Don was already very familiar with Australia before he joined CSI. He came to Geography at Sydney University in the mid-60s from the US and undertook a master’s degree. His thesis work was on the Shoalhaven delta and the adjoining Seven Mile Beach. The Ord project came after he completed his very exciting PhD on the dynamics of flows out of the Mississippi River into the Gulf of Mexico. It was a fantastic coup for Sydney to get Don back to Australia in 1974 where he formed the Coastal Studies Unit (CSU). Here I again continued to work with him even when attached to other universities. Most significantly during the eight years at Sydney he inspired many students in field studies of beach systems. This included his partnership with Andy in the development of the Australian beach model. In 1982 he returned to the US to take on a leadership role at the Virginia Institute of Marine Science.
Don now resides in Florida. He has been extremely active in bringing together colleagues from various US universities and beyond for the purpose of communicating coastal science more broadly. This like-minded group in the south-eastern section of the US saw the urgent need to explain coastal science in the new climate era—what they termed “Tomorrow’s Coasts”. It is inspirational advocacy undertaken in a very critical political and ideological environment. He invited me to participate in one of the publications and it has again been a privilege to work with Don in his endeavours (see Chapters 19 and 21 in Wright and Reid Nichols eds, Tomorrow’s Coasts: Complex and Permanent, 2019, Springer).
On 28 September last year, Hurricane Ian struck the Florida coast around Cape Coral and Fort Myers. Impacts were devastating: 150 dead and thousands rendered homeless. It has been a huge struggle to get adequate regulatory plans in place in the aftermath of this storm. The Government of Florida is not really appreciative of climate change and implications on property in vulnerable areas like Fort Myers. Don continues to confront the deniers and offer his expertise to help understand what the future will be like. In January he gave a talk to a community group in Citrus County and kindly agreed for me to share it widely. This talk brilliantly captures his insights; it is attached to this blog (see here) – please take time to read it and you will see why I admire Don so much for what he has accomplished and what he is striving to achieve.

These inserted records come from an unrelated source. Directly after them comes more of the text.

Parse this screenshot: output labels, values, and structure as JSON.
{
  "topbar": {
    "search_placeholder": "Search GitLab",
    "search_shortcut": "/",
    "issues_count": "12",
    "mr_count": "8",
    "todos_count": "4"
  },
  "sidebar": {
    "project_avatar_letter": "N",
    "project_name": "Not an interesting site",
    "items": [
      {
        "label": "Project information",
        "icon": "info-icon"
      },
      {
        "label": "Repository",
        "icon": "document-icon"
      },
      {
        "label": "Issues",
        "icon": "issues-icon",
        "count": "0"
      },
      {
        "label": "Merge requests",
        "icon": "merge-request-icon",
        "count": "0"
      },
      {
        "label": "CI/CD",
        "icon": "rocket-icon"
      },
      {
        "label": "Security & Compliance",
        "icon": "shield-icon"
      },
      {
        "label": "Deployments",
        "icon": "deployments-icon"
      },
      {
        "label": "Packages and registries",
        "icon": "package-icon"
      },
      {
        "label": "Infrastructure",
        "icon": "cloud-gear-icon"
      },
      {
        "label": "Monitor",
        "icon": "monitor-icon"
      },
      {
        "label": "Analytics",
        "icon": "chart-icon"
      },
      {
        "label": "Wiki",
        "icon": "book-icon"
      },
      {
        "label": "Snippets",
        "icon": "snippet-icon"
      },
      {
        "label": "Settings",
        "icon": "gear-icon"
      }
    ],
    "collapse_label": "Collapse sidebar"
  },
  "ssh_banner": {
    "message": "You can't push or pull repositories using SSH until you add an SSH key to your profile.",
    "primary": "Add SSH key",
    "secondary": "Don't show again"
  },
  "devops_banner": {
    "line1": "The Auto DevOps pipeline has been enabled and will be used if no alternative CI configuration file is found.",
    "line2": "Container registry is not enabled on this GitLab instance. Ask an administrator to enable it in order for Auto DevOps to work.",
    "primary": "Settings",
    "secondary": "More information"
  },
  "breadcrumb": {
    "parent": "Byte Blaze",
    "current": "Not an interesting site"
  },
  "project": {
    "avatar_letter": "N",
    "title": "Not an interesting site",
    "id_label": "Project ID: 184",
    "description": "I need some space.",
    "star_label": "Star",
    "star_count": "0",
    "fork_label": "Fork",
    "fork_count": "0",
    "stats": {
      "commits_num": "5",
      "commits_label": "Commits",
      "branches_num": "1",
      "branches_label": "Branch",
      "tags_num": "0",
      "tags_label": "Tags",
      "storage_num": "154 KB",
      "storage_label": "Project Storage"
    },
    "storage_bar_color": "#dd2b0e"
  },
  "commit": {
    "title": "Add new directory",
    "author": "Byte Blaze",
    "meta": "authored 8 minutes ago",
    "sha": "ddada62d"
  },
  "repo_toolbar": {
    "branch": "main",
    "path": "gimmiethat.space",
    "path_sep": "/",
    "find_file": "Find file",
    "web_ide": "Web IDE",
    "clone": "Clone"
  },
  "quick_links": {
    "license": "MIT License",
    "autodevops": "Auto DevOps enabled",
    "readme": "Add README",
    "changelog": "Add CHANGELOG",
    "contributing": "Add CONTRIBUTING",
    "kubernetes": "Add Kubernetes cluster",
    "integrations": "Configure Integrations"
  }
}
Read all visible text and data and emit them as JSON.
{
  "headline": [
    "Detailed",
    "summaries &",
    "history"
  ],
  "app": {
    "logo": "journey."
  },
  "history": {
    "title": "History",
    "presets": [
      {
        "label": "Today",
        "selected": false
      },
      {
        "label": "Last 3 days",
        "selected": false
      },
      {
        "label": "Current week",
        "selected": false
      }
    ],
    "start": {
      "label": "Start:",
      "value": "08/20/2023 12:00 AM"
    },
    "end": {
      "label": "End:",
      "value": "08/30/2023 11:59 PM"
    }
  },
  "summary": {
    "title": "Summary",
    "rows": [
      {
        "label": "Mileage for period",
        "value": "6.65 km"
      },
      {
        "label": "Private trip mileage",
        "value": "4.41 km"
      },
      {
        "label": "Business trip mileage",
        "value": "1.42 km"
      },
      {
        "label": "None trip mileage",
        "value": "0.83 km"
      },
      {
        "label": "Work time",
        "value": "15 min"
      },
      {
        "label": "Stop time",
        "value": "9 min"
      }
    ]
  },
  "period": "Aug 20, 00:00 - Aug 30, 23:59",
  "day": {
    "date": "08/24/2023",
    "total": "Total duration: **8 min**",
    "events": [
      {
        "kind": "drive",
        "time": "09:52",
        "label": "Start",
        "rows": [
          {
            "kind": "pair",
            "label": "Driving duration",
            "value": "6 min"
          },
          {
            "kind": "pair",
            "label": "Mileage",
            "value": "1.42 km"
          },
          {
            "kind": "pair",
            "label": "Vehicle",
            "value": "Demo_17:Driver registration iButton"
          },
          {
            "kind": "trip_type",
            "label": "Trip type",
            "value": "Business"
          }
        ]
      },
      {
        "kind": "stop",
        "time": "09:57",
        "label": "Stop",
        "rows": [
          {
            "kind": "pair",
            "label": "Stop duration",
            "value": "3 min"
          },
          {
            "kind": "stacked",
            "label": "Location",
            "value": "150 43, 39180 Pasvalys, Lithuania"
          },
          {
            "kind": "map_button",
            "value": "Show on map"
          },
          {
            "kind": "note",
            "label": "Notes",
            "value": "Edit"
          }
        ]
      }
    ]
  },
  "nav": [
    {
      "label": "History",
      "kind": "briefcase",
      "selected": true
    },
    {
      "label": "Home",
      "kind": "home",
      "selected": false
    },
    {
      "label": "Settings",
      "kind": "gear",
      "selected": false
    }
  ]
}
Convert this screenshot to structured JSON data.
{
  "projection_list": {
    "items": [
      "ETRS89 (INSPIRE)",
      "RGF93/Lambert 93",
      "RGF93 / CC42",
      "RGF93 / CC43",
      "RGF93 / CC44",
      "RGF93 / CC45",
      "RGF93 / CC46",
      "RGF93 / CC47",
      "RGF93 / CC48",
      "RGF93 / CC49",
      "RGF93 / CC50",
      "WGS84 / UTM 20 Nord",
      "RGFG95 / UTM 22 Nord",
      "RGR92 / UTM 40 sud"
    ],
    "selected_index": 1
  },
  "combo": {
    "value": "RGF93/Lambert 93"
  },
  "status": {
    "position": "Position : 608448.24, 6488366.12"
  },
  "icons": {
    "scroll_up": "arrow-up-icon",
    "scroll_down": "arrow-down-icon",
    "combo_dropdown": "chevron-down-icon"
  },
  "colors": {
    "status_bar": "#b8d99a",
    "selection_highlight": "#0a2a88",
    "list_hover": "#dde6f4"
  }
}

Words by Prof Bruce Thom. Please respect the author’s thoughts and reference appropriately: (c) ACS, 2023. For correspondence about this blog post please email email@example.com